'Viola Dawson had been right about ex-Service people. Janet Prentice, at any rate, had banked upon another war that would solve all her difficulties and bring her back into the full, useful life she once had known. Without it she was lost, because another war had been her main hope since the end of the last one.'
By 1944 the number of Wrens enrolled in active service during World War II was at its peak at nearly 75,000 members. I can only imagine the excitement of these young women, many leaving home for the first time, to do their bit for the war effort. As the recruitment posters stated they were 'freeing up a man for the fleet'. Initially their duties included everything from being a cook to loading bombs onto fighter planes but as the war prolonged from one year into the next their level of responsibility increased.
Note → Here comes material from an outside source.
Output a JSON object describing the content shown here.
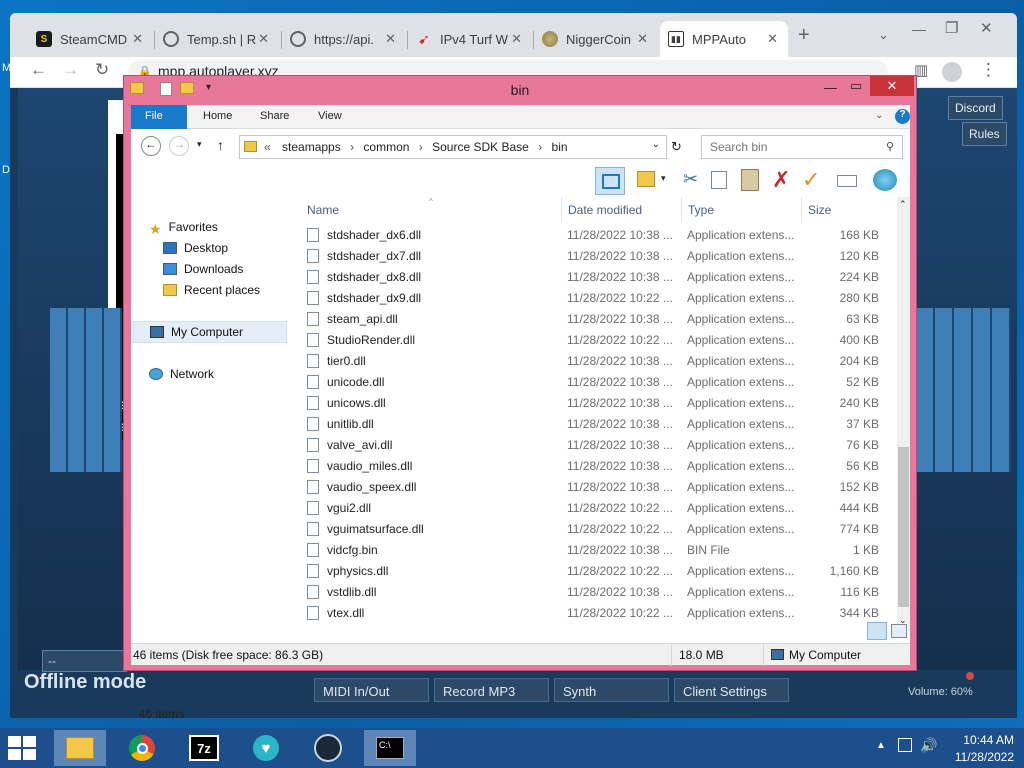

Wrens were eventually riding on warships, although not in active combat roles, and flying aircraft. If Shute's character, Janet Prentice, is anything to go by some were also becoming a crack shot.
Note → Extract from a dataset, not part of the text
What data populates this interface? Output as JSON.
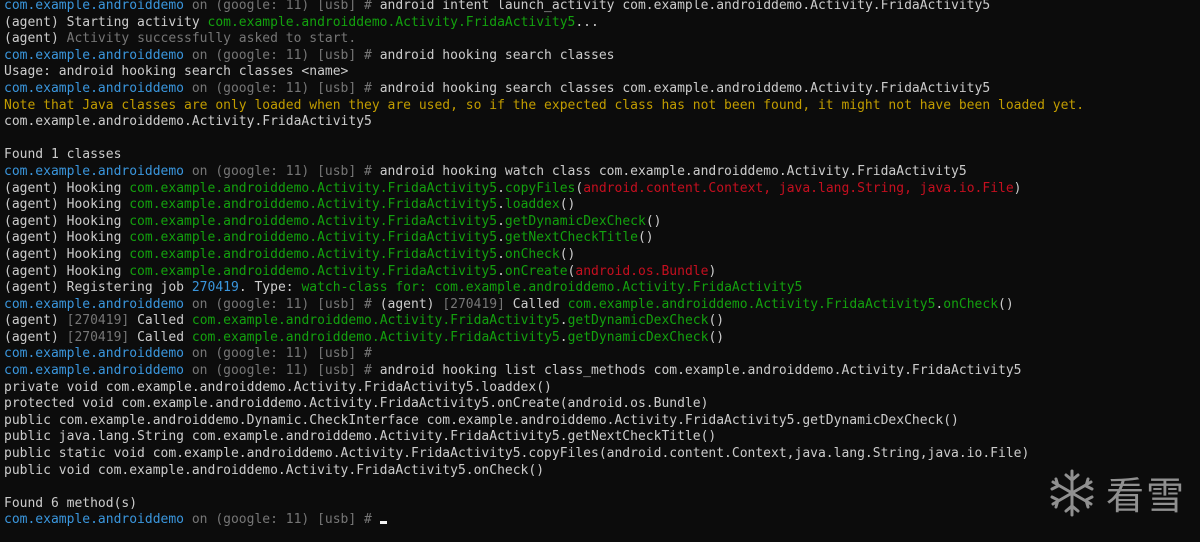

This novel begins with Alan Duncan arriving back at his family's estate in Australia many years after the war has ended. The vast sunny acres are called Coombargana and in the middle of it all sits a large elegant home with only his two ageing parents and some hired help to occupy its space. The driver, Harry, sent to bring Alan out to the estate tells him that there has been some upset at the house as the parlourmaid is lying dead in an upstairs bedroom apparently as the result of suicide. Once settled with his parents he goes to the room and pulls back the sheet only to find the face of a woman he has spent countless hours and traveled through continents to find. How Janet Prentice went from being a Wren to his parents' parlourmaid and living under an assumed name pains and perplexes Alan. A search of her room reveals documents and diaries that have him sitting up all through the night and take the reader back to the early days of World War II.
We know how the story ends at the beginning of the book but I do wonder if that wasn't the case I would have been slightly more inclined to be riveted by the story. Written with less dialogue than what remains to be my favourite novel by Shute (okay, so this is only my second venture with this author) Pied Piper I felt ever so slightly removed from the characters. What this book does achieve really well is painting a picture of what is was like to be dutiful to your country and service and just get on with things regardless of loneliness, tragedy, or physical exhaustion. The sheer courage and bravery of going into an exercise while facing the possibility of death never fails to astound me for lack of another word while reading war chronicles, diaries or war fiction. I thank goodness every time that I am reading about this era from the safety of my couch and the distance of years.
As is so often the case World War II is romanticised; the love affairs, the uniforms, the dancing, the experience of travel and a sense of responsibility beyond your wildest imagination. It was interesting to read Janet's story and realize the impact that that era had on women in service and how much they yearned for it again - even if it meant another war.
If you enjoy World War II fiction then this is a wonderful read. If you've never read Nevil Shute before then I would steer you towards Pied Piper first as the storytelling and writing there is stunning in my humble opinion. And if you're interested in knowing a bit more about the Women's Royal Navy Service then click here!